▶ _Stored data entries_
* * *

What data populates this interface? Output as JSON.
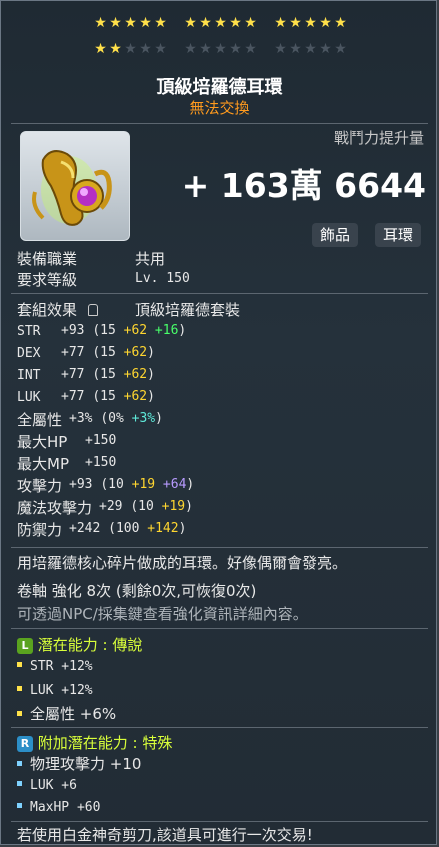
{
  "stars": {
    "row1_filled": 15,
    "row1_total": 15,
    "row2_filled": 2,
    "row2_total": 15
  },
  "item_name": "頂級培羅德耳環",
  "trade_status": "無法交換",
  "cp_label": "戰鬥力提升量",
  "cp_value": "+ 163萬 6644",
  "tags": [
    "飾品",
    "耳環"
  ],
  "req": {
    "job_label": "裝備職業",
    "job_value": "共用",
    "level_label": "要求等級",
    "level_value": "Lv. 150"
  },
  "set": {
    "label": "套組效果",
    "name": "頂級培羅德套裝"
  },
  "stats": [
    {
      "name": "STR",
      "total": "+93",
      "base": "(15",
      "star": "+62",
      "extra": "+16",
      "extra_color": "green",
      "close": ")"
    },
    {
      "name": "DEX",
      "total": "+77",
      "base": "(15",
      "star": "+62",
      "extra": "",
      "extra_color": "",
      "close": ")"
    },
    {
      "name": "INT",
      "total": "+77",
      "base": "(15",
      "star": "+62",
      "extra": "",
      "extra_color": "",
      "close": ")"
    },
    {
      "name": "LUK",
      "total": "+77",
      "base": "(15",
      "star": "+62",
      "extra": "",
      "extra_color": "",
      "close": ")"
    },
    {
      "name": "全屬性",
      "total": "+3%",
      "base": "(0%",
      "star": "",
      "extra": "+3%",
      "extra_color": "cyan",
      "close": ")"
    },
    {
      "name": "最大HP",
      "total": "+150",
      "base": "",
      "star": "",
      "extra": "",
      "extra_color": "",
      "close": ""
    },
    {
      "name": "最大MP",
      "total": "+150",
      "base": "",
      "star": "",
      "extra": "",
      "extra_color": "",
      "close": ""
    },
    {
      "name": "攻擊力",
      "total": "+93",
      "base": "(10",
      "star": "+19",
      "extra": "+64",
      "extra_color": "purple",
      "close": ")"
    },
    {
      "name": "魔法攻擊力",
      "total": "+29",
      "base": "(10",
      "star": "+19",
      "extra": "",
      "extra_color": "",
      "close": ")"
    },
    {
      "name": "防禦力",
      "total": "+242",
      "base": "(100",
      "star": "+142",
      "extra": "",
      "extra_color": "",
      "close": ")"
    }
  ],
  "description": "用培羅德核心碎片做成的耳環。好像偶爾會發亮。",
  "scroll": "卷軸 強化 8次 (剩餘0次,可恢復0次)",
  "enhance_hint": "可透過NPC/採集鍵查看強化資訊詳細內容。",
  "potential": {
    "badge": "L",
    "title": "潛在能力 : 傳說",
    "lines": [
      "STR +12%",
      "LUK +12%",
      "全屬性 +6%"
    ]
  },
  "additional": {
    "badge": "R",
    "title": "附加潛在能力 : 特殊",
    "lines": [
      "物理攻擊力 +10",
      "LUK +6",
      "MaxHP +60"
    ]
  },
  "footer": "若使用白金神奇剪刀,該道具可進行一次交易!",
  "colors": {
    "legend_badge": "#5aa31f",
    "rare_badge": "#2c8fc8",
    "legend_bullet": "#ffe24a",
    "rare_bullet": "#7fd2ff"
  }
}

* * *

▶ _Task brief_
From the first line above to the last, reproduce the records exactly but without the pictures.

▶ _Expected answer_
What data populates this interface? Output as JSON.
{
  "stars": {
    "row1_filled": 15,
    "row1_total": 15,
    "row2_filled": 2,
    "row2_total": 15
  },
  "item_name": "頂級培羅德耳環",
  "trade_status": "無法交換",
  "cp_label": "戰鬥力提升量",
  "cp_value": "+ 163萬 6644",
  "tags": [
    "飾品",
    "耳環"
  ],
  "req": {
    "job_label": "裝備職業",
    "job_value": "共用",
    "level_label": "要求等級",
    "level_value": "Lv. 150"
  },
  "set": {
    "label": "套組效果",
    "name": "頂級培羅德套裝"
  },
  "stats": [
    {
      "name": "STR",
      "total": "+93",
      "base": "(15",
      "star": "+62",
      "extra": "+16",
      "extra_color": "green",
      "close": ")"
    },
    {
      "name": "DEX",
      "total": "+77",
      "base": "(15",
      "star": "+62",
      "extra": "",
      "extra_color": "",
      "close": ")"
    },
    {
      "name": "INT",
      "total": "+77",
      "base": "(15",
      "star": "+62",
      "extra": "",
      "extra_color": "",
      "close": ")"
    },
    {
      "name": "LUK",
      "total": "+77",
      "base": "(15",
      "star": "+62",
      "extra": "",
      "extra_color": "",
      "close": ")"
    },
    {
      "name": "全屬性",
      "total": "+3%",
      "base": "(0%",
      "star": "",
      "extra": "+3%",
      "extra_color": "cyan",
      "close": ")"
    },
    {
      "name": "最大HP",
      "total": "+150",
      "base": "",
      "star": "",
      "extra": "",
      "extra_color": "",
      "close": ""
    },
    {
      "name": "最大MP",
      "total": "+150",
      "base": "",
      "star": "",
      "extra": "",
      "extra_color": "",
      "close": ""
    },
    {
      "name": "攻擊力",
      "total": "+93",
      "base": "(10",
      "star": "+19",
      "extra": "+64",
      "extra_color": "purple",
      "close": ")"
    },
    {
      "name": "魔法攻擊力",
      "total": "+29",
      "base": "(10",
      "star": "+19",
      "extra": "",
      "extra_color": "",
      "close": ")"
    },
    {
      "name": "防禦力",
      "total": "+242",
      "base": "(100",
      "star": "+142",
      "extra": "",
      "extra_color": "",
      "close": ")"
    }
  ],
  "description": "用培羅德核心碎片做成的耳環。好像偶爾會發亮。",
  "scroll": "卷軸 強化 8次 (剩餘0次,可恢復0次)",
  "enhance_hint": "可透過NPC/採集鍵查看強化資訊詳細內容。",
  "potential": {
    "badge": "L",
    "title": "潛在能力 : 傳說",
    "lines": [
      "STR +12%",
      "LUK +12%",
      "全屬性 +6%"
    ]
  },
  "additional": {
    "badge": "R",
    "title": "附加潛在能力 : 特殊",
    "lines": [
      "物理攻擊力 +10",
      "LUK +6",
      "MaxHP +60"
    ]
  },
  "footer": "若使用白金神奇剪刀,該道具可進行一次交易!",
  "colors": {
    "legend_badge": "#5aa31f",
    "rare_badge": "#2c8fc8",
    "legend_bullet": "#ffe24a",
    "rare_bullet": "#7fd2ff"
  }
}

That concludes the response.